Uber sent a message to drivers and company employees earlier today condemning the violence in Charlottesville, Virginia and pledging to ban white supremacists and other members of hate groups from its platform. “There is simply no place for this type of bigotry, discrimination, and hate,” Regional General Manager Meghan Verena Joyce wrote in a message that was posted publicly on Twitter by New York Times journalist Mike Isaac.
The message goes on to say that Uber will “act swiftly and decisively to uphold our Community Guidelines, including our policy against discrimination of any hate — that includes banning people from the app.” This is Uber’s first official message on the violence perpetuated by white supremacists, neo-Nazis, and other hate groups in Charlottesville. It is not, however, the company’s first instance of action against those affiliated with the “Unite the Rally” event.
Over the weekend, Uber banned notable white supremacist James Allsup after Allsup and his passenger, alt-right personality Tim “Baked Alaska” Gionet, made racist remarks while riding past the National Museum of African-American History and Culture in Washington, DC. The Uber driver, an unidentified black women, felt so uncomfortable that she asked the two to leave the car. Uber then “permanently removed” Allsup from its platform, the company confirmed in a statement obtained by BuzzFeed News.
Uber’s response is just one of many from corporations, politicians, celebrities, and business leaders in the past week that have definitively condemned the hate groups in Charlottesville following the death of counter-protestor Heather Heyer. Distancing one’s self from neo-Nazis may not seem all that bold or remarkable. Yet these statements from Uber and other tech companies — including Facebook, Twitter, Airbnb, Google and others — stand in stark contrast to the position of President Donald Trump, who failed to immediately condemn white supremacists for Saturday’s violence and who, in recent days, has tried to cast blame on “both sides” and defended protestors wishing to preserve Confederate monuments.
Moving beyond statements into actions, Uber’s decision to ban white supremacists, ostensibly based on the personal accounts of riders and drivers, marks a notable shift in how platform-owning tech companies respond to online hate, especially those who deal in real-world interactions.
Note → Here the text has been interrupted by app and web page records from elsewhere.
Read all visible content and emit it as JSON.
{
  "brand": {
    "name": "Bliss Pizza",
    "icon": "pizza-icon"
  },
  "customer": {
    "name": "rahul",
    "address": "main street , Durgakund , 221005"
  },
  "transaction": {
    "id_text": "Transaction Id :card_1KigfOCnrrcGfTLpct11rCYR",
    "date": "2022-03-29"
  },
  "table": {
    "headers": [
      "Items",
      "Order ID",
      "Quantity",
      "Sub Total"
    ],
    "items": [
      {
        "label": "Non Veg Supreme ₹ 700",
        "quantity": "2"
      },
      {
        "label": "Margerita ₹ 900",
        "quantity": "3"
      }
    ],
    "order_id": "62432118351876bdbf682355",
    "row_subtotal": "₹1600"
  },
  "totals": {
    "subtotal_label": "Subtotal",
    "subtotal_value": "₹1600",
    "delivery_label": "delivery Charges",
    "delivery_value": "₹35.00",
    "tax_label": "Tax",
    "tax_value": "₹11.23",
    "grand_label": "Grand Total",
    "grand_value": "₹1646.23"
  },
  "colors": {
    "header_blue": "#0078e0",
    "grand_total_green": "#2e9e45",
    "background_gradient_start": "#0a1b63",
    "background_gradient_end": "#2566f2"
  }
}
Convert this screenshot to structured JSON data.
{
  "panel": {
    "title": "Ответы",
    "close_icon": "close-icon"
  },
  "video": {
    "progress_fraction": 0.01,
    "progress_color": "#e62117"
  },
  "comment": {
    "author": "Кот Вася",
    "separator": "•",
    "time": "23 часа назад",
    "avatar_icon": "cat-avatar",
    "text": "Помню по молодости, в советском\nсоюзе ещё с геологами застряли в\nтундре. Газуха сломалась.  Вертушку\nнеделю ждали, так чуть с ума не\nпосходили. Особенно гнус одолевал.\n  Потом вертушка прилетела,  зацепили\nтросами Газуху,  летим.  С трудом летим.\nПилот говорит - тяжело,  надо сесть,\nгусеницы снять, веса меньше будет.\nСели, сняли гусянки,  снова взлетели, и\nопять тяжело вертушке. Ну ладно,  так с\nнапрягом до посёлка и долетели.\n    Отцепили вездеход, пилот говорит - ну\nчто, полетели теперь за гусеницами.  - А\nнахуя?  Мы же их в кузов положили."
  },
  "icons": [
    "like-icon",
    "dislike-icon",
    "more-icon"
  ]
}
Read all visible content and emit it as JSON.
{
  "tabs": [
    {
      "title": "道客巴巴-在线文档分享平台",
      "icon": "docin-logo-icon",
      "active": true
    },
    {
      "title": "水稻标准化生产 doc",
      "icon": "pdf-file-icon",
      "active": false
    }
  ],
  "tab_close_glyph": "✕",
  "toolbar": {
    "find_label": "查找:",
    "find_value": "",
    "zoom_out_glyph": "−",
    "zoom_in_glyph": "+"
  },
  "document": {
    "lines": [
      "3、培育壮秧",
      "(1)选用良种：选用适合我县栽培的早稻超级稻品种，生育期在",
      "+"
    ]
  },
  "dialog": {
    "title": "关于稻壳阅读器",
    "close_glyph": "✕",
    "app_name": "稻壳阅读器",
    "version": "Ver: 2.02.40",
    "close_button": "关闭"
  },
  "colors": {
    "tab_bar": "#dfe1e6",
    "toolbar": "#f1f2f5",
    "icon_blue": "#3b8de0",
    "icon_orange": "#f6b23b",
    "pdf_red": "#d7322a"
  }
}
While many tech companies have typically taken more liberal approaches to free speech — and some continue to have inconsistent approaches — a line has now been drawn at allowing hate groups that actively seek to commit offline violence from using these platforms to organize and communicate.
Facebook said yesterday it would take a more active role in scrubbing its site of violent threats. Airbnb has used its Community Commitment, first released back in October to prevent racial discrimination, as a tool to ban white supremacists and affiliated members of the alt-right movement from seeking lodging on its platform for Charlottesville, and the company says it will continue to do so. (Airbnb says it will identify these users “through our background check processes or from input of our community.”) Web hosting providers like GoDaddy, Google, and even the free speech-friendly CloudFlare have also taken a stand against neo-Nazi website The Daily Stormer, forcing it to the dark web.